Discover the true gift of Alice, bastard Gregory wants to take  possession of the will and the body of a clairvoyant. He intoxicating drugs and seduces her. Some time later, the girl discovers with horror that the abuser was contemplating using it to steal the legendary Indian diamond...
If you want more, you’ll just have to read it – that is if you can read Russian! I can’t.

Who knows what has actually been translated. But it’s still a real book.

And I like the cover.



Thanks to those of you who commented on my blog’s banner image. Hearts and Trumps is taken from a painting by John Everett Millais which can be seen at Tate Britain in London.

Millais’ art has had quite an influence on my writing to date – but before coming to the reason for that, I wonder how many of you saw the artist depicted in the recent television production of Desperate Romantics?  http://www.bbc.co.uk/programmes/b00lvyq2

Based on a book by Franny Moyle – which I haven’t read, and I do know that screen adaptations can veer wildly from the original source material – the series was fun and I was hooked. But, it certainly strayed from historical fact and timing, being more of a cartoonish romp where the Brotherhood of the Pre Raphaelite painters behaved like the Four Musketeers, carousing around London – having first swallowed several Viagra tablets. And, I wonder how many people now believe that version of events to be The Truth? The same with that other dumbed-down and sexed-up BBC production, The Tudors ,in which the brooding, dark and extremely well-toned Jonathan Rhys Meyers plays the part of Henry VIII.

In Desperate Romantics, Millais was depicted as a pretty but endearing wimp. He was actually quite a forceful looking character (see above). A child prodigy, he was enrolled at the Royal Academy at the age of 11, going on to rebel against the established structure of stylised Victorian painting to become a founding father of the Pre Raphaelite movement. His work rate was prolific, ranging from iconic sensual women, to society portraits, from serious landscapes to those twee images such as ‘Bubbles’ which was an enormous commercial success – being sold to advertise Pears Soap.

But, one of his paintings, The Somnambulist, has a special significance for me, having been the inspiration for a story I’m currently working on, which features sleepwalking and the occult – both subjects of fascination for the Victorians. Millais’ picture was thought by some to be based on Wilkie Collins’ novel, The Woman in White, but others presumed it was inspired by Bellini’s opera, La Sonnambula. I don’t know which explanation is true – but both caused sensations in his mid –nineteenth century world and, though I have no such hopes for my novel, if it were ever to be completed or published, I would love to see Millais’ painting on the cover – even though my wish may be as fanciful as those lives depicted in Desperate Romantics.

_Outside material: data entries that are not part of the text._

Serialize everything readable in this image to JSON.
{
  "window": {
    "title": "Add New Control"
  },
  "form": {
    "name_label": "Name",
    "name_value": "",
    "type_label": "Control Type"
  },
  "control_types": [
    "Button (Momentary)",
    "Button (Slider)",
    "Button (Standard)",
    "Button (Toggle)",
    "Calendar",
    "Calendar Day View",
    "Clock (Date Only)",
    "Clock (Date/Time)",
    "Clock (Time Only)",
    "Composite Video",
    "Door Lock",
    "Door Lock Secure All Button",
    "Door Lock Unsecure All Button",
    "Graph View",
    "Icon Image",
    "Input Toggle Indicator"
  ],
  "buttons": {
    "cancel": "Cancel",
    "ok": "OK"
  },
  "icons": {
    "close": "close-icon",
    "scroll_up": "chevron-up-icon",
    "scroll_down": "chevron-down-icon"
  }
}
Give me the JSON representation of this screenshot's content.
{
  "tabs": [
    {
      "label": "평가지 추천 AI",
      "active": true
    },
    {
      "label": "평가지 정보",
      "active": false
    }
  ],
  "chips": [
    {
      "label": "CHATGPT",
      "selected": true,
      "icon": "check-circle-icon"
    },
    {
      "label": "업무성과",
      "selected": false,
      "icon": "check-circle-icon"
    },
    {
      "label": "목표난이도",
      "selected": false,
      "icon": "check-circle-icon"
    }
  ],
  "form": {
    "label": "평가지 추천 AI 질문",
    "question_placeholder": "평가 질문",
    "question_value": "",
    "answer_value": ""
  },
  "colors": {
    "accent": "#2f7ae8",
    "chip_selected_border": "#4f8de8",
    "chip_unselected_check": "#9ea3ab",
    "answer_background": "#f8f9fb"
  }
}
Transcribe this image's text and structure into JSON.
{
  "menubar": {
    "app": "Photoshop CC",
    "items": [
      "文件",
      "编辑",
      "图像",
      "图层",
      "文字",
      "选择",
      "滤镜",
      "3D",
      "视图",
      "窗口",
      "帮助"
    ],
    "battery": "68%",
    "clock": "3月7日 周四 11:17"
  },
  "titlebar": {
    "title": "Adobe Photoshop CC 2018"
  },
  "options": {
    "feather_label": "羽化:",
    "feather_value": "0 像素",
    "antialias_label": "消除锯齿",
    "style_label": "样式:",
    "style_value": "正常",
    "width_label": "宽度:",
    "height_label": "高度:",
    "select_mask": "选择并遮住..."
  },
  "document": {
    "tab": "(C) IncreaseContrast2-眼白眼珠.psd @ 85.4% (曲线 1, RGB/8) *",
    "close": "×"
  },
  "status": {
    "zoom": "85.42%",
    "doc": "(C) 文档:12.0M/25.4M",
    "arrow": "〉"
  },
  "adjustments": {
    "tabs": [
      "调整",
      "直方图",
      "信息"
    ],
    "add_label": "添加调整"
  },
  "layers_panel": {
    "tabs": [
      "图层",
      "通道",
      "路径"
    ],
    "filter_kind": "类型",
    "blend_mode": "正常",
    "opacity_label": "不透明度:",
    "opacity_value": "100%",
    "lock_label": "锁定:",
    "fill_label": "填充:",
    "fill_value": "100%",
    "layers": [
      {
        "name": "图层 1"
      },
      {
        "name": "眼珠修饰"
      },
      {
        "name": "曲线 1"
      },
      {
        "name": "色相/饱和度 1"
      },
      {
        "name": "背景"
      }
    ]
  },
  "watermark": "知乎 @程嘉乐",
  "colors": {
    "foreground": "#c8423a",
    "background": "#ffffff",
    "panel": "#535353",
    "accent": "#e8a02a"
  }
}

Last night, a new version of Emma was televised on BBC.

Jane Austen's book was published in 1816. Queen Victoria wasn't born until 1819 - but that's still in the nineteenth century, and close enough for me to take this opportunity to say congratulations to Letty Fox who created the opening credits.

Click onto the post heading and you'll find the link. It takes a while to start - about 3 minutes in - but the images are lovely.


My name is Essie Fox and this is my very first post, and - for anyone who happens to stumble upon it - hello!

A few years ago I decided to try and write a novel. My story was going to be contemporary but I wanted to use my own home as a setting and, while looking into its history, I soon found myself lured into a virtual Victorian world...from which I have yet to break free.

In this blog, I'm hoping to share some of the facts and fictions that I've discovered during my research. Some will be serious, some less so, but most will be based on, and in, the Victorian era - a fascinating age which often still influences the way we live today.